TESS NEWTON CAIN |
Pacific leaders to meet with US President at the White House
This week will see the first meeting between the President of the United States and leaders of the Pacific islands region.
The two-day summit comes further to the participation of Vice-President Harris at the Pacific Islands Forum Leaders’ meeting in July.
There have been some hiccups, including in relation to who would be invited to attend. Initially, the US side invited only those countries that are members of the United Nations. Further to pushback by leaders at the recent Pacific Islands Conference of Leaders (PICL), this has been revised to include all members of the Pacific Islands Forum (PIF). The Secretary-General of the PIF will also attend.
Several items are on the agenda for the summit, including climate change, recovery from COVID-19, connectivity in the Pacific and enhancement of the relationships between the US and Pacific island countries.
Marshall Islands Compact negotiators refuse to travel to the US for talks
Negotiations between the USA and Marshall Islands in relation to the renewal of Compact funding have hit a stumbling block.
The negotiating team from Marshall Islands pulled out of a scheduled third round of talks that were due to be held at the weekend.

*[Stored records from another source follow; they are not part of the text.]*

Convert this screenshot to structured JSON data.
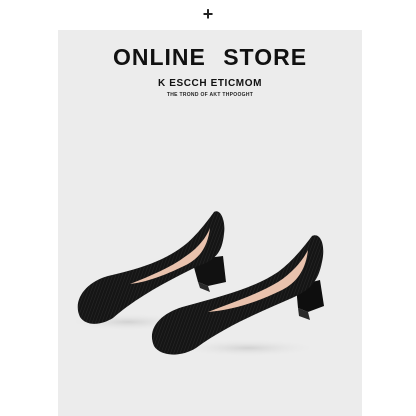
{
  "header": {
    "add_icon": "plus-icon",
    "add_glyph": "+"
  },
  "banner": {
    "title": "ONLINE  STORE",
    "subtitle": "K ESCCH ETICMOM",
    "tagline": "THE TROND OF AKT THPOOGHT"
  },
  "product": {
    "image": "black-knit-square-toe-block-heel-pumps",
    "colors": {
      "shoe": "#151515",
      "lining": "#e9c2ad",
      "background": "#ececec"
    }
  }
}
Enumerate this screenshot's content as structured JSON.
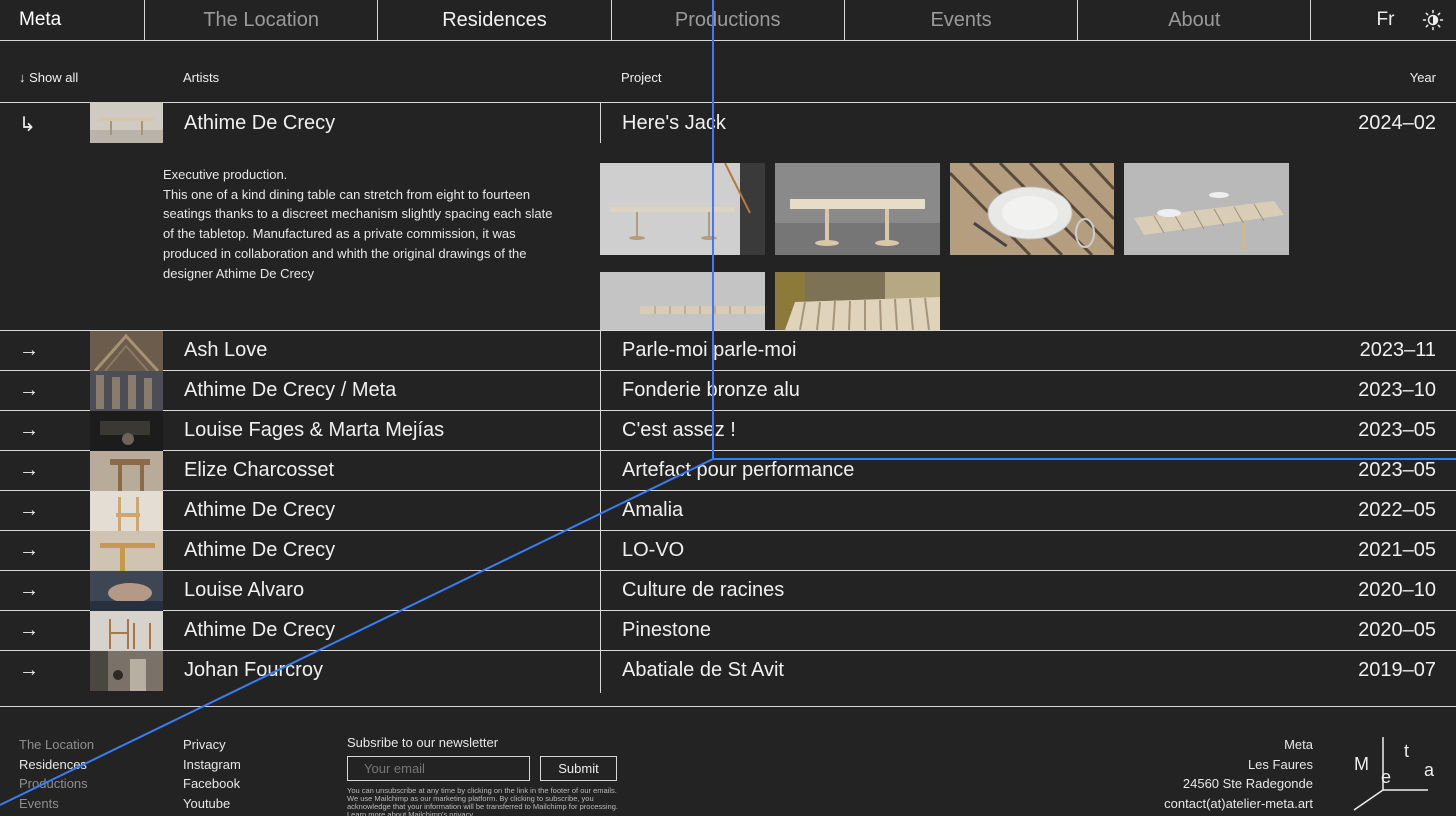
{
  "nav": {
    "brand": "Meta",
    "tabs": [
      "The Location",
      "Residences",
      "Productions",
      "Events",
      "About"
    ],
    "active_tab": "Residences",
    "language": "Fr",
    "theme_icon": "sun-icon"
  },
  "table_header": {
    "show_all": "↓ Show all",
    "artists": "Artists",
    "project": "Project",
    "year": "Year"
  },
  "expanded": {
    "arrow": "↳",
    "artist": "Athime De Crecy",
    "project": "Here's Jack",
    "year": "2024–02",
    "description": "Executive production.\nThis one of a kind dining table can stretch from eight to fourteen seatings thanks to a discreet mechanism slightly spacing each slate of the tabletop. Manufactured as a private commission, it was produced in collaboration and whith the original drawings of the designer Athime De Crecy"
  },
  "rows": [
    {
      "arrow": "→",
      "artist": "Ash Love",
      "project": "Parle-moi parle-moi",
      "year": "2023–11"
    },
    {
      "arrow": "→",
      "artist": "Athime De Crecy / Meta",
      "project": "Fonderie bronze alu",
      "year": "2023–10"
    },
    {
      "arrow": "→",
      "artist": "Louise Fages & Marta Mejías",
      "project": "C'est assez !",
      "year": "2023–05"
    },
    {
      "arrow": "→",
      "artist": "Elize Charcosset",
      "project": "Artefact pour performance",
      "year": "2023–05"
    },
    {
      "arrow": "→",
      "artist": "Athime De Crecy",
      "project": "Amalia",
      "year": "2022–05"
    },
    {
      "arrow": "→",
      "artist": "Athime De Crecy",
      "project": "LO-VO",
      "year": "2021–05"
    },
    {
      "arrow": "→",
      "artist": "Louise Alvaro",
      "project": "Culture de racines",
      "year": "2020–10"
    },
    {
      "arrow": "→",
      "artist": "Athime De Crecy",
      "project": "Pinestone",
      "year": "2020–05"
    },
    {
      "arrow": "→",
      "artist": "Johan Fourcroy",
      "project": "Abatiale de St Avit",
      "year": "2019–07"
    }
  ],
  "footer": {
    "site_links": [
      "The Location",
      "Residences",
      "Productions",
      "Events"
    ],
    "active_link": "Residences",
    "social_links": [
      "Privacy",
      "Instagram",
      "Facebook",
      "Youtube"
    ],
    "newsletter": {
      "title": "Subsribe to our newsletter",
      "placeholder": "Your email",
      "submit": "Submit",
      "legal": "You can unsubscribe at any time by clicking on the link in the footer of our emails. We use Mailchimp as our marketing platform. By clicking to subscribe, you acknowledge that your information will be transferred to Mailchimp for processing. Learn more about Mailchimp's privacy"
    },
    "address": [
      "Meta",
      "Les Faures",
      "24560 Ste Radegonde",
      "contact(at)atelier-meta.art"
    ],
    "logo_letters": [
      "M",
      "e",
      "t",
      "a"
    ]
  },
  "colors": {
    "background": "#232323",
    "text": "#f0f0f0",
    "muted": "#8f8f8f",
    "rule": "#d8d8d8",
    "accent_line": "#3a7cf2"
  }
}
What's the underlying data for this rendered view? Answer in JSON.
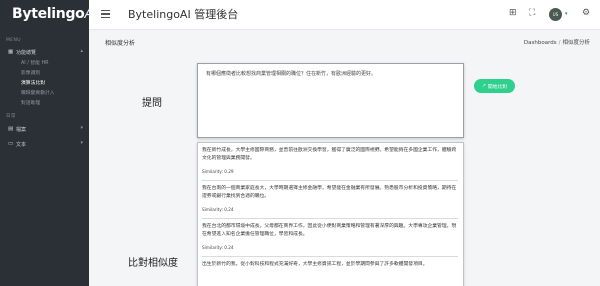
{
  "sidebar": {
    "logo_main": "Bytelingo",
    "logo_ai": "AI",
    "menu_label": "MENU",
    "sections": [
      {
        "label": "功能總覽",
        "items": [
          "AI / 智能 HR",
          "影像識別",
          "演算法比對",
          "職缺變異數計入",
          "對話助理"
        ]
      }
    ],
    "other_label": "日常",
    "other_items": [
      {
        "label": "檔案"
      },
      {
        "label": "文本"
      }
    ]
  },
  "topbar": {
    "title": "BytelingoAI 管理後台",
    "avatar_text": "US"
  },
  "page": {
    "title": "相似度分析",
    "breadcrumb": [
      "Dashboards",
      "相似度分析"
    ]
  },
  "question": {
    "label": "提問",
    "text": "有哪個應徵者比較想找商業管理相關的職位？住在新竹，有歐洲經驗的更好。",
    "button": "開始比對"
  },
  "results": {
    "label": "比對相似度",
    "similarity_prefix": "Similarity:",
    "items": [
      {
        "text": "我在新竹成長，大學主修國際商務，並曾前往歐洲交換學習，獲得了廣泛的國際視野。希望能夠在多國企業工作，體驗跨文化的管理與業務開發。",
        "score": "0.29"
      },
      {
        "text": "我在台南的一個商業家庭長大，大學時期選擇主修金融學，希望能在金融業有所發展。熟悉股市分析和投資策略，期待在證券或銀行業找到合適的職位。",
        "score": "0.24"
      },
      {
        "text": "我在台北的都市環境中成長，父母都在商界工作，因此從小便對商業策略和管理有著深厚的興趣。大學專攻企業管理，現在希望進入知名企業擔任管理職位，學習和成長。",
        "score": "0.24"
      },
      {
        "text": "出生於新竹的我，從小對科技和程式充滿好奇，大學主修資訊工程，並於學期間參與了許多軟體開發項目。",
        "score": ""
      }
    ]
  }
}
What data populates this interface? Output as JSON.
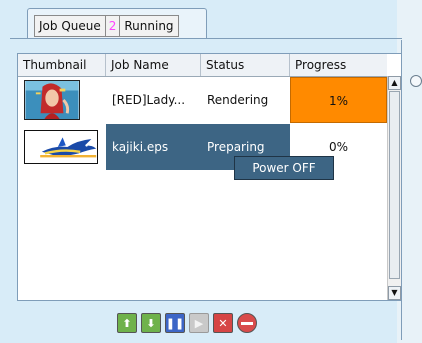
{
  "tabs": {
    "job_queue_label": "Job Queue",
    "count": "2",
    "running_label": "Running"
  },
  "table": {
    "columns": [
      "Thumbnail",
      "Job Name",
      "Status",
      "Progress"
    ],
    "rows": [
      {
        "name": "[RED]Lady...",
        "status": "Rendering",
        "progress": "1%",
        "progress_fraction": 0.01
      },
      {
        "name": "kajiki.eps",
        "status": "Preparing",
        "progress": "0%",
        "progress_fraction": 0.0
      }
    ]
  },
  "context_menu": {
    "items": [
      "Power OFF"
    ]
  },
  "toolbar": {
    "buttons": [
      {
        "name": "move-up-button",
        "icon": "up-arrow-icon",
        "color": "#6fb24b"
      },
      {
        "name": "move-down-button",
        "icon": "down-arrow-icon",
        "color": "#6fb24b"
      },
      {
        "name": "pause-button",
        "icon": "pause-icon",
        "color": "#3d66c7"
      },
      {
        "name": "resume-button",
        "icon": "play-icon",
        "color": "#c9c9c9"
      },
      {
        "name": "delete-button",
        "icon": "x-icon",
        "color": "#d64545"
      },
      {
        "name": "stop-button",
        "icon": "no-entry-icon",
        "color": "#d94b4b"
      }
    ]
  },
  "colors": {
    "accent_selection": "#3d6584",
    "progress_active": "#ff8a00",
    "tab_count": "#ff44ff"
  }
}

They have pointed to what they see as a refusal by US negotiators to take the issue of addressing ongoing nuclear impacts sufficiently seriously.
The relevant aspects of the Compact agreement are due to expire on September 30 next year. Whilst the US has tried to show good faith in devoting more time and energy to progressing the talks, the Marshallese negotiators have made it clear that addressing the nuclear legacy is non-negotiable.
President Kabua of Marshall Islands still intends to travel to Washington to take part in the White House summit with President Biden.
Pacific voices at UNGA
Pacific leaders have spoken during the 77th General Assembly of the United Nations.
Vanuatu was the first country to call for an international treaty to ban the proliferation of fossil fuels. The call was part of the address made by President Nikenike Vuraboravu who spoke in his capacity as Head of State.
Other leaders also spoke of the importance of increased and enhanced global action to address the causes and impacts of climate change. President David Panuelo of the Federated States of Micronesia called on the US and China to re-establish their bilateral commitment to work together to address the global challenge of climate change.
In a side event, Prime Minister Kausea Natano of Tuvalu and President David Kabua of Marshall Islands were part of a group of countries that launched the “Rising Nations Initiative” aimed at preserving the sovereignty and cultural heritage of atoll nations.
Outcomes of ministerial meeting on Disaster Risk Reduction
Pacific delegations made important contributions to the Asia-Pacific Ministerial Conference on Disaster Risk Reduction, held in Brisbane recently.
There were magnificent displays of Pacific culture and protocol at the Pacific Pavilion. Pacific speakers contributed to sessions that considered the importance of incorporating traditional knowledge into disaster risk reduction (DRR), the perspectives of people living with disabilities and the need for improved early warning systems in the Pacific region.
Fiji’s Minister for Defence, National Security and Foreign Affairs, Hon. Inia B Seruiratu carried forward the momentum of the earlier Pacific Disaster Ministers Meeting, which he chaired.
Esline Gareibeti is Director-General of the Ministry of Climate Change in Vanuatu. She received the Women’s International Network in DRR Leadership Excellence award during the conference. It was in recognition of her work to build up capability in Vanuatu and across the region in relation to geohazards.
Tess Newton Cain is an Adjunct Associate Professor at the Griffith Asia Institute and project lead of the Pacific Hub.